> Dataset rows describing interfaces:
※
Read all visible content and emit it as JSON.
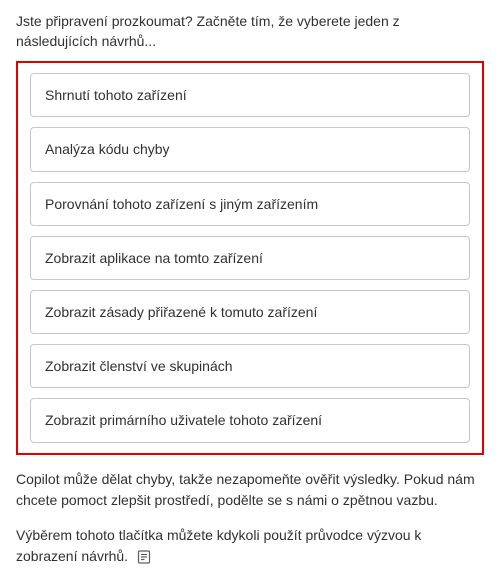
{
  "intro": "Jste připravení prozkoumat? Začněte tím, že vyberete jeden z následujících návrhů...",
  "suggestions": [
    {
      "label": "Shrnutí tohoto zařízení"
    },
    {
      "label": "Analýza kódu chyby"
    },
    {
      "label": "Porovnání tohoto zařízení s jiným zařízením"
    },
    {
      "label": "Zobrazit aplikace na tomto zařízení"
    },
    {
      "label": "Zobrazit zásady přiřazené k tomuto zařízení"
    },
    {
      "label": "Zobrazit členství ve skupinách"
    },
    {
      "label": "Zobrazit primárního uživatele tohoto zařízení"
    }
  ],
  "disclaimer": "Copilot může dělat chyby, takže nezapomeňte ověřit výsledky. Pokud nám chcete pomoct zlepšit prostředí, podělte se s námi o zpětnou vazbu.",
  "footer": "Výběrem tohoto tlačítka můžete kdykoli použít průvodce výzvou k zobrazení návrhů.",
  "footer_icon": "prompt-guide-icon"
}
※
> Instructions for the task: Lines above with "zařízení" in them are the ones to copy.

> Exercise solution:
      "label": "Shrnutí tohoto zařízení"
      "label": "Porovnání tohoto zařízení s jiným zařízením"
      "label": "Zobrazit aplikace na tomto zařízení"
      "label": "Zobrazit zásady přiřazené k tomuto zařízení"
      "label": "Zobrazit primárního uživatele tohoto zařízení"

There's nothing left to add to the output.